A Russian court has rejected Brittney Griner’s appeal for a reduced sentence in her closely watched and highly politicized drug-smuggling case.
Now, unless the Russian government agrees to a prisoner exchange with the United States, the WNBA superstar will spend a full nine years serving time in one of Russia’s infamous penal colonies.
NBA Commissioner Adam Silver, who has an extensive background in law, said Griner’s punishment is “dramatically disproportionate” with the “minor crime” that resulted in her arrest back in February.
“We have been very public about our belief that she deserves to be released at this point,” Silver told ESPN’s Malika Andrews on “NBA Today” Monday afternoon. “There should be mercy, of course, for anyone in her position.”
Griner’s attorneys have made similar arguments regarding the extreme nature of her sentence relative to her alleged offense.

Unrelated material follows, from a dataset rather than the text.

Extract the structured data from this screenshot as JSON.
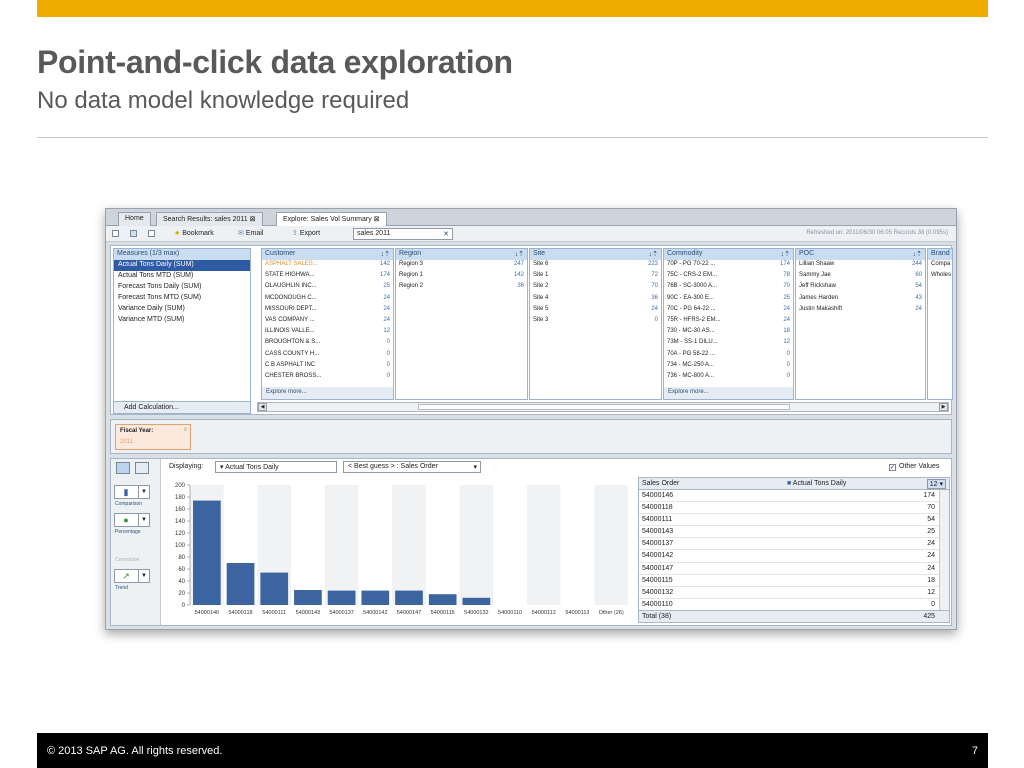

The eight-time WNBA All-Star was first taken into custody when agents at Moscow’s Sheremetyevo Airport found vape cartridges containing 0.702 grams of cannabis oil in her luggage.
Russia’s penal code states that transportation of drugs on a “large scale” could be punishable by fine, two years of “corrective labour,” or the “deprivation of liberty for a term of up to three years.” Large scale, as defined in the code, is a quantity “exceeding the average one-time consumption dose by 10 or more times.”
That amount, according to a research article published in the “Harm Reduction Journal,” was set at 0.4 grams of cannabis oil via a 2006 decree. And even though Griner’s 0.702 grams was significantly less than the threshold of “an especially large scale” — which was set at five grams in the same decree — her nine-year sentence fell within that punishment range instead of the “large scale” parameters.
The discrepancy leaves little doubt that Griner’s detainment is politically motivated, as legal experts, hostage negotiators, and political scientists have all told Insider in the eight months since the 6-foot-9 Phoenix Mercury center was first taken into custody.
“The whole point of a state like Russia arresting an American is not because it’s a legitimate criminal proceeding, but because they intend to use them as a hostage,” Dr. Dani Gilbert, an expert on hostage taking and recovery, previously told Insider. “At some point between the moment of the arrest as the process unfolds until that person is released, they transition from regular prisoner to bargaining chip.”
“I think we are safely in that territory of bargaining chip now,” the Rosenwald Fellow in US Foreign Policy and International Security at Dartmouth College’s John Sloan Dickey Center for International Understanding added. “I’m very comfortable thinking of [Griner] in those terms and thinking of this as a case of hostage diplomacy.”
As such, Griner’s most promising pathway out of foreign custody involves a prisoner exchange between the White House and the Kremlin. Though the US has reportedly offered to swap notorious Russian arms dealer Viktor Bout to secure the freedom of Griner and fellow American Paul Whelan, American government officials have maintained that they have yet to receive a serious counteroffer out of Moscow.
In a statement released from National Security Advisor Jake Sullivan Tuesday morning, the White House condemned Russia for putting Griner through “another sham judicial proceeding” and vowed to continue making “every effort to bring home Brittney as well as to support and advocate for other Americans detained in Russia, including fellow wrongful detainee Paul Whelan.”
Silver, for his part, says he and other NBA officials have “had direct conversations with the White House, with the State Department.”
“We’re doing everything we know available to us at this point, which is to continue to raise her profile and have direct conversations with the US government at all levels,” Silver added on ESPN. “But beyond that, it’s frustrating for everyone — it’s enormously frustrating for her family — I’m not sure what else we could be doing right now.”
Silver’s full comments on Griner are available below: